Here, the very fact that, as the Court stresses, these petitioners’ claim rests in part upon proving the intentions and capabilities of third parties to build in Penfield suitable housing which they can afford, coupled with the exclusionary character of the claim on the merits, makes it particularly inappropriate to assume that these petitioners’ lack of specificity reflects a fatal weakness in their theory of causation. Obviously they cannot be expected, prior to discovery and trial, to know the future plans of building companies, the precise details of the housing market in Penfield, or everything which has transpired in 15 years of application of the Penfield zoning ordinance, including every housing plan suggested and refused. To require them to allege such facts is to require them to prove their case on paper in order to get into court at all, reverting to the form of fact pleading long abjured in the federal courts. . . .
III. Associations Including Building Concerns. . . .
[T]he Court ignores the thrust of the complaints and asks petitioners to allege the impossible. According to the allegations, the building concerns’ experience in the past with Penfield officials has shown any plans for low- and moderate-income housing to be futile for, again according to the allegations, the respondents are engaged in a purposeful, conscious scheme to exclude such housing. Particularly with regard to a low- or moderate-income project, the cost of litigating, with respect to any particular project, the legality of a refusal to approve it may well be prohibitive. And the merits of the exclusion of this or that project is not at the heart of the complaint; the claim is that respondents will not approve any project which will provide residences for low- and moderate-income people.
When this sort of pattern-and-practice claim is at the heart of the controversy, allegations of past injury, which members of both of these organizations have clearly made, and of a future intent, if the barriers are cleared, again to develop suitable housing for Penfield, should be more than sufficient. The past experiences, if proved at trial, will give credibility and substance to the claim of interest in future building activity in Penfield.
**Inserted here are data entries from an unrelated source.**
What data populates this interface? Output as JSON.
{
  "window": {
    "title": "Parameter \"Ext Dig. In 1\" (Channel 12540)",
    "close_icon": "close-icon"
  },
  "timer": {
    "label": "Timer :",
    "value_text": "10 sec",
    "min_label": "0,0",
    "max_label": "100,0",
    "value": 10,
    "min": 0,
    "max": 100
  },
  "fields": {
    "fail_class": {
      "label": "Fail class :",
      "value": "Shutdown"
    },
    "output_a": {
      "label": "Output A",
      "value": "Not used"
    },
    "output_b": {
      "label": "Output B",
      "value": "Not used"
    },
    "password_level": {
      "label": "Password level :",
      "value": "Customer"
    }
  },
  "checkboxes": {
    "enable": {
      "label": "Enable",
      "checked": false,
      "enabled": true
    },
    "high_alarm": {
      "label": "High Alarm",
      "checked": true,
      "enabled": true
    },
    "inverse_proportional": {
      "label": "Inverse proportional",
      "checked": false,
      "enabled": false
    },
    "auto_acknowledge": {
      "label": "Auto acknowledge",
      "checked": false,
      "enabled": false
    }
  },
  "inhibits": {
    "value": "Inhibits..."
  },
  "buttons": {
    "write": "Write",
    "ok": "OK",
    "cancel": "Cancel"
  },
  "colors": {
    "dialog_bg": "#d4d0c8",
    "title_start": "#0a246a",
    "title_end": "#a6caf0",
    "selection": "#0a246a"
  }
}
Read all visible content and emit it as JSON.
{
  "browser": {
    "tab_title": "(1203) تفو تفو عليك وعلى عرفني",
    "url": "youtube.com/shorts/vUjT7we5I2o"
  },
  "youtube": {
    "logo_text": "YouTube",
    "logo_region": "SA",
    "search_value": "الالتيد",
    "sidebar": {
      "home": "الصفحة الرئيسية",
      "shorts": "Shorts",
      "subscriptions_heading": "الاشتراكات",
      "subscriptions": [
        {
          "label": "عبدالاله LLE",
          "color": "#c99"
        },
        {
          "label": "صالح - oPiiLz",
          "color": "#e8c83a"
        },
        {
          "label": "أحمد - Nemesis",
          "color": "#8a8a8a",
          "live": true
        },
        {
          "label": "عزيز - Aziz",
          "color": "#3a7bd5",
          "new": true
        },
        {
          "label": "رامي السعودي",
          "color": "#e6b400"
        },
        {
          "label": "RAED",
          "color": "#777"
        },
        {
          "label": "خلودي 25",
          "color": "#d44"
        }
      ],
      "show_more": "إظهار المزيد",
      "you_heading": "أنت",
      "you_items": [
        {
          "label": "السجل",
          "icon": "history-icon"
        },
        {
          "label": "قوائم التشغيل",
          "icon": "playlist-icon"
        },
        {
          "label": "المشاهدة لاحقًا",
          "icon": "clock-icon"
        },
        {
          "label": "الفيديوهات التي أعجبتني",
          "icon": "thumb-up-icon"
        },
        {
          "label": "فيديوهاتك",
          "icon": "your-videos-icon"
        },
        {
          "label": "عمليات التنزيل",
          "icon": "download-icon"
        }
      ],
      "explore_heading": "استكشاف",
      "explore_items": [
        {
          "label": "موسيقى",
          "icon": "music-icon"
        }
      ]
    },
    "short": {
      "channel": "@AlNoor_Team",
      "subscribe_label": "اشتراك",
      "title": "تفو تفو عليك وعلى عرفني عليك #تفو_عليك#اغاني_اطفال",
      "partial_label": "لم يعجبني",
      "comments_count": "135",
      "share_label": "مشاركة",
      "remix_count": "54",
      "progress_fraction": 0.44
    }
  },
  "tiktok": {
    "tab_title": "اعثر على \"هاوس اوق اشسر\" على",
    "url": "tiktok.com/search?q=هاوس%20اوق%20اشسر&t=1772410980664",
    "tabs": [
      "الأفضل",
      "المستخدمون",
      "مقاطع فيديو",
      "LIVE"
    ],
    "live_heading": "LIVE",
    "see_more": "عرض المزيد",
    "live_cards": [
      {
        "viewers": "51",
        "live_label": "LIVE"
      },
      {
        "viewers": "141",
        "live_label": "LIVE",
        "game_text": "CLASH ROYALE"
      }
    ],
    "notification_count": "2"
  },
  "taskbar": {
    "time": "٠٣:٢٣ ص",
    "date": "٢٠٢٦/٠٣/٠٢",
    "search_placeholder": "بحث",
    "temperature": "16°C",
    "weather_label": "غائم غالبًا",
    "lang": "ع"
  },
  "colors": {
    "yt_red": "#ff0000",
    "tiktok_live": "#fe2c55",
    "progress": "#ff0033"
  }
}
These parties, if their allegations are proved, certainly have the requisite personal stake in the outcome of this controversy, and the Court’s conclusion otherwise is only a conclusion that this controversy may not be litigated in a federal court.
I would reverse the judgment of the Court of Appeals.